As a New Professional, the idea of leadership can be very daunting. I never thought that I could be a leader, leaders look like managers, professionals in librarianship that we all look to for motivation, inspiration.
However, you can be bold and brave in developing leadership as a skill, even if you are not in a leadership position, or seeking job opportunities, even as a recent graduate.
My journey of learning Leadership began with a mentor/mentee relationship, and to understand leadership a mentorship program or agreement is a great place to begin.
When you begin a mentorship relationship it is very rewarding. Someone to tell you, you are on the right path, especially when things are not going to plan and you feel you have made some wrong decisions.
It is very reassuring knowing someone has your back and is there to help you through the tough times. You need to trust in the direction they are bringing you, and through this, you will create a belief in your ability and therefore be strong in your ability to lead one day.
In developing my own leadership skills, I promise to push myself to be great, there is no room for mediocre in my book, because what I see in the many people before me in this profession, are great, brilliant and brave people.
I was very lucky to be a sponsored member of the Leadership and Management Division within SLA, and from there I was nudged by my mentor to apply for their Career Advancement Award. I was even more lucky to win the award this year, this achievement on winning an award, and knowing your work is insightful and can create change for others in your profession is what drives me to learn about leadership. These opportunities can only have a positive influence on your professional career.
As a new professional learning leadership skills can give you encouragement and confidence when applying for new roles, participating in team meetings, or delivering presentations to management and staff.
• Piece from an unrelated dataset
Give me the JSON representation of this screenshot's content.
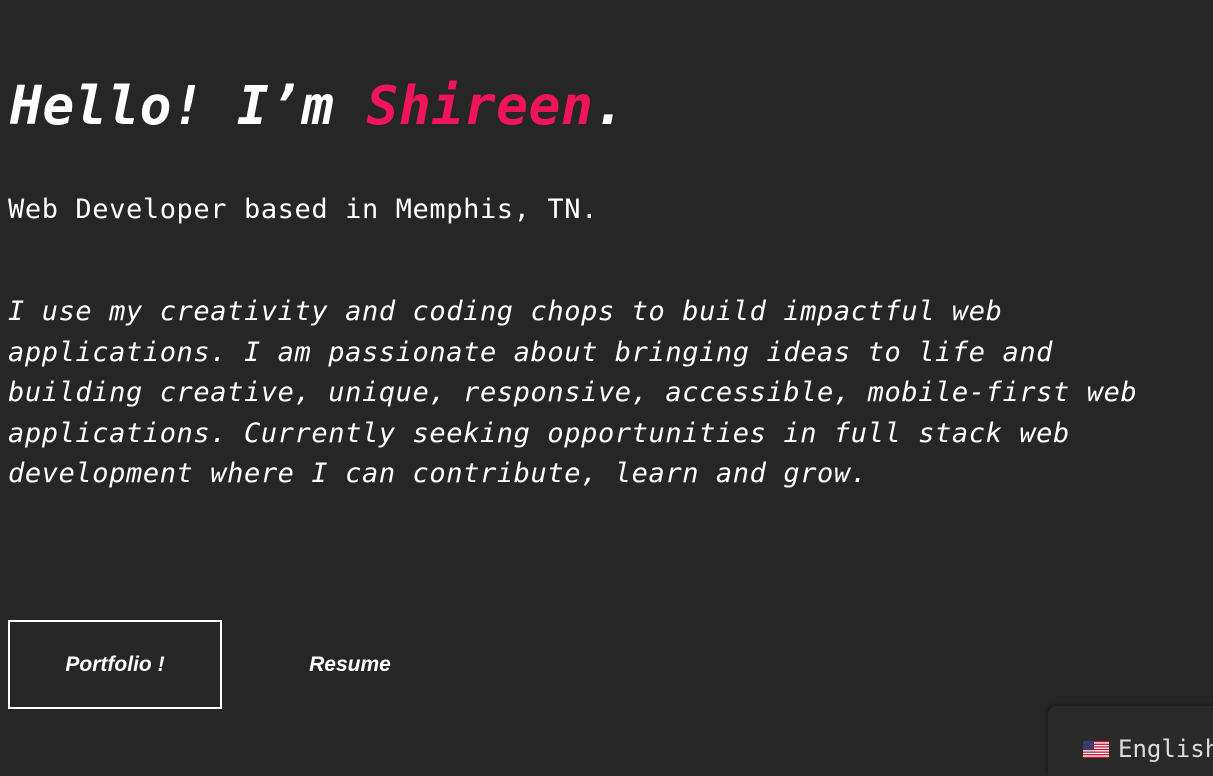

These skills build your professional profile and develop your career through your continuing professional activities.
You learn to create a realistic action plan for your future, what topics you are interested, awards you wish to apply for and committees you hope to be a part of.
Leadership within librarianship is for everyone no matter your rank or title, the more we learn and develop or leadership skills the better we can advocate for our libraries everywhere.
Siobhan McGuinness, Library and Information Professional,